Bruce Kiskaddon worked for ten years as a cowboy, starting in 1898 in southeastern Colorado’s Picketwire area. He published short stories and nearly 500 poems. His poems are among the most admired and the most recited in the “classic” cowboy poetry canon.

So much of what we know about Kiskaddon and his work comes from Open Range, Bill Siems’ monumental collection of Kiskaddon’s poetry. Find more in the Kiskaddon features at CowboyPoetry.com.

Ross Knox’s recitation of “When Connors Rode Rep for the Lord” and of another more obscure Kiskaddon poem, along with introduction to Kiskaddon by Bill Siems, are part of CowboyPoetry.com’s forthcoming triple-CD, MASTERS: VOLUME THREE, the poems of Bruce Kiskaddon, to be released in late April for Cowboy Poetry Week.

You can receive a CD and the Cowboy Poetry Week Poster for a donation of $50 or more to the Center for Western and Cowboy Poetry.
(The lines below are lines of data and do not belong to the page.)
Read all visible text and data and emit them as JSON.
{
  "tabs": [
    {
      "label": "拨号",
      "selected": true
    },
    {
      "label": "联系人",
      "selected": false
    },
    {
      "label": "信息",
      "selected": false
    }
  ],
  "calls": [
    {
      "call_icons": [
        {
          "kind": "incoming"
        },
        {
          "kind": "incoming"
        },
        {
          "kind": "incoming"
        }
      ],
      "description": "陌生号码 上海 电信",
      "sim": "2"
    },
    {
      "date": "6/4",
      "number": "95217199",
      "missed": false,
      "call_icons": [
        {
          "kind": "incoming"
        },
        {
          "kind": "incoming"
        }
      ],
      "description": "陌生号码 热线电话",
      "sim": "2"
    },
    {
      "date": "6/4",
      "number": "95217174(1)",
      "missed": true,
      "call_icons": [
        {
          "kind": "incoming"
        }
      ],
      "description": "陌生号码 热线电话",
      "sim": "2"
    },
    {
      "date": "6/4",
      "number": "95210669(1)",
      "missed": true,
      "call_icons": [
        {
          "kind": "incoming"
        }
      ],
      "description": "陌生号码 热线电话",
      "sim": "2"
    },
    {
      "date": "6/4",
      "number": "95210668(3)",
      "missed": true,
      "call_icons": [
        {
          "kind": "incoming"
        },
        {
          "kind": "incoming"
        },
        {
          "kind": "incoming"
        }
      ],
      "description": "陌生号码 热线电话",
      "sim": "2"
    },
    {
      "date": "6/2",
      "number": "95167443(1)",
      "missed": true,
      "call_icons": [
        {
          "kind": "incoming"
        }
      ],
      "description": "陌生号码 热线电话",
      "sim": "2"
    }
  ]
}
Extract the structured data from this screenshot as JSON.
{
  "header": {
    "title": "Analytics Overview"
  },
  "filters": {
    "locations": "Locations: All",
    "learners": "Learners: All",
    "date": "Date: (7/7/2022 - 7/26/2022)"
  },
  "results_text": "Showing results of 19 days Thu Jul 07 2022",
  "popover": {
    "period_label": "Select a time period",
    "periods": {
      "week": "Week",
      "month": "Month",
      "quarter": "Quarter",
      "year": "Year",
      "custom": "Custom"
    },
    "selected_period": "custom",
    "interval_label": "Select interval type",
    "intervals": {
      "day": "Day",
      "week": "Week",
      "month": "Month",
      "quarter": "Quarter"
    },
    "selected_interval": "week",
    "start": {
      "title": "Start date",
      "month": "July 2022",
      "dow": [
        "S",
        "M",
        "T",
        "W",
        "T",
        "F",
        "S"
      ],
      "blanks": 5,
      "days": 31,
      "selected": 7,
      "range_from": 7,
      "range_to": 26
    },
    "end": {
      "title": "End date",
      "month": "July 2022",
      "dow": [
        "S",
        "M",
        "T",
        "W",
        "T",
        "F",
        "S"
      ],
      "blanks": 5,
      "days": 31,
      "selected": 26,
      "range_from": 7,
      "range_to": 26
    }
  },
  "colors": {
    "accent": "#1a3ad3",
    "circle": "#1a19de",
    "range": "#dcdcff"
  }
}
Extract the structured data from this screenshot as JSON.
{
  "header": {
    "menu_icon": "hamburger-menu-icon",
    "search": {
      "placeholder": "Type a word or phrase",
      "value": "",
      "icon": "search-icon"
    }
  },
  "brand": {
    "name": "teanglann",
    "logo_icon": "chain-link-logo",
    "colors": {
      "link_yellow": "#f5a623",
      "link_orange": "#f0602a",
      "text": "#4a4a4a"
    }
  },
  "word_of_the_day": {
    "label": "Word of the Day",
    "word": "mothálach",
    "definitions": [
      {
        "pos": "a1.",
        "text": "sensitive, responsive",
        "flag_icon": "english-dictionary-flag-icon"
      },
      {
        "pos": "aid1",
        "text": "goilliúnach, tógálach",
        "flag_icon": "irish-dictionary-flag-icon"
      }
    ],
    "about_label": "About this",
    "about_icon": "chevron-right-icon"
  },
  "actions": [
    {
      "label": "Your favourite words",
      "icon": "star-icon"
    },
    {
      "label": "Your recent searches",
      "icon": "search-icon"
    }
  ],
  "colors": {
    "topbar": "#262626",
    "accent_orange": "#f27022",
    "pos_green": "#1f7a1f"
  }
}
Find more and a quick link for donating.

CDs will likely be $35 postpaid. Posters are never sold.

Find more about Ross Knox at cowboypoetry.com/rossknox.htm and see a recent video from Western Horseman by Jennifer Denison and Katie Frank here.

(This poem is in the public domain. The photo of Bruce Kiskaddon on the cover of MASTERS: VOLUME THREE, the poems of Bruce Kiskaddon, is licensed from the Aultman Collection, History Colorado.)